#1
This is a Kingston, also known as Teisco, and other names all made by the Japanese company Teisco. They were making instruments between 1949 and 1967. Not much is know about them though.

Everything is all original. Neck is long grain maple with a brazillian rosewood fretboard. It has one big toster pick-up under the shield. Tuners, shields, pickup, bridge, pots, everything is all original. Body is one piece. Excellent condition given it's age.

I'm thinking of putting a Fender J pickup in there.

Check out the pics.


http://www.freewebs.com/flashbass/

Thanks!
Last edited by larryflash at Jun 28, 2006,
#4
Quote by Spade1
wow nice bass, Kinda looks like a fender P bass,



well the japanese took those american guitars and tried to replicate them as best as they could
#5
Ask a mod to move this to the Bass forum. You're not going to get much valuable help here.
Hi, I'm Peter
#6
brazillian rosewood brazillian rosewood = killer sound!
Gear:
Black Jackson Dinky 2
Peavey Envoy 110
and that's it.
#7
Quote by larryflash
well the japanese took those american guitars and tried to replicate them as best as they could


Up to a point.

It's the same like they did with cars - there was a point when Japanese production went from meticulous copies of western engeneiring, to fiendish designs that Europe and the US could only watch as they sold in thousands for tiny prices.

If you search around, you can find models that were part of the transistion period, so it is possible to get clever eastern ingenuity coupled with classic western designs.
Or all the old failings of eastern manufacture, alongside the bizarrie prototypes of 20th century Japanese tecnology.
Grant me the power to change what I can.
Grant me the serenity to accept what I cannot change.
Grant me the wisdom to tell the difference.

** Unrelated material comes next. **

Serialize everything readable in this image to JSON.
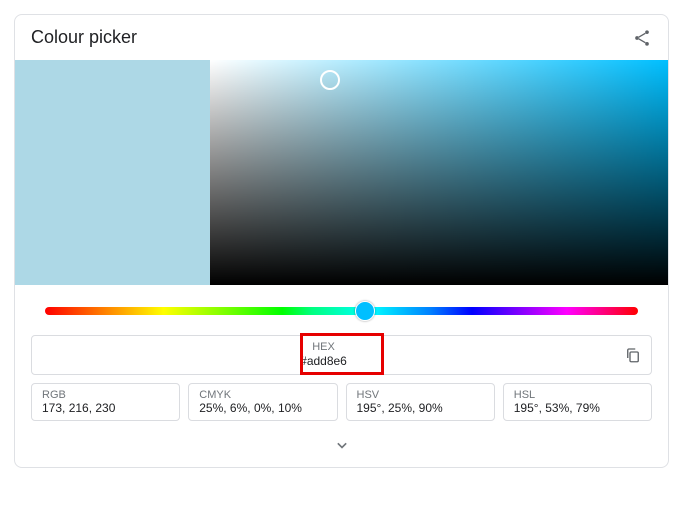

"I had a hat once.
It was a very fine hat..."
#8
Quote by Jakkle
Up to a point.

It's the same like they did with cars - there was a point when Japanese production went from meticulous copies of western engeneiring, to fiendish designs that Europe and the US could only watch as they sold in thousands for tiny prices.

If you search around, you can find models that were part of the transistion period, so it is possible to get clever eastern ingenuity coupled with classic western designs.
Or all the old failings of eastern manufacture, alongside the bizarrie prototypes of 20th century Japanese tecnology.


lol wow.